▸ **PROBLEM DETAILS**:
Copy out all lines from the entries below in which "skip" occurs.

### AVAILABLE DATA ###

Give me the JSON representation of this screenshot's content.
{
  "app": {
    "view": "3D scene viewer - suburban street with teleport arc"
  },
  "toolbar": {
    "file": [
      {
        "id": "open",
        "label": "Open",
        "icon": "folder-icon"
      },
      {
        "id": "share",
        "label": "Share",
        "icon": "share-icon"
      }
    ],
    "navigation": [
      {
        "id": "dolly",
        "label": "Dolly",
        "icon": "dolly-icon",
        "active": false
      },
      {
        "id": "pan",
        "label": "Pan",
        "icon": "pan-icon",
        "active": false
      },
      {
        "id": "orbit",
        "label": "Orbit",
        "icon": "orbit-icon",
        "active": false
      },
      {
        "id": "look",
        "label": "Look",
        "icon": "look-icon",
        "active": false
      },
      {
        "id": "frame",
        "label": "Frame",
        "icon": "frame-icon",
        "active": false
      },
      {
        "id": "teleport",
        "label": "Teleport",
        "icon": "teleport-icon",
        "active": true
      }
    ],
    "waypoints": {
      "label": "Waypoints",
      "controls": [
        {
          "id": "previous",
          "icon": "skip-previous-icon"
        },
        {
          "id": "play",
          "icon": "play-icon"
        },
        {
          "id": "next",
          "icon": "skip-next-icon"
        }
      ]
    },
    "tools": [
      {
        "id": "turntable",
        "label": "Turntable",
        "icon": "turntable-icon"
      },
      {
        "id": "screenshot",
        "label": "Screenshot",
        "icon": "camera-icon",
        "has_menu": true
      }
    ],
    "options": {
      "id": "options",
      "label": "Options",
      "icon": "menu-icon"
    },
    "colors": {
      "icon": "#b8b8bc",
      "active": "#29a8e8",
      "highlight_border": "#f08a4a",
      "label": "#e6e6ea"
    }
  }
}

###

▸ **ANSWER SPACE**:
          "icon": "skip-previous-icon"
          "icon": "skip-next-icon"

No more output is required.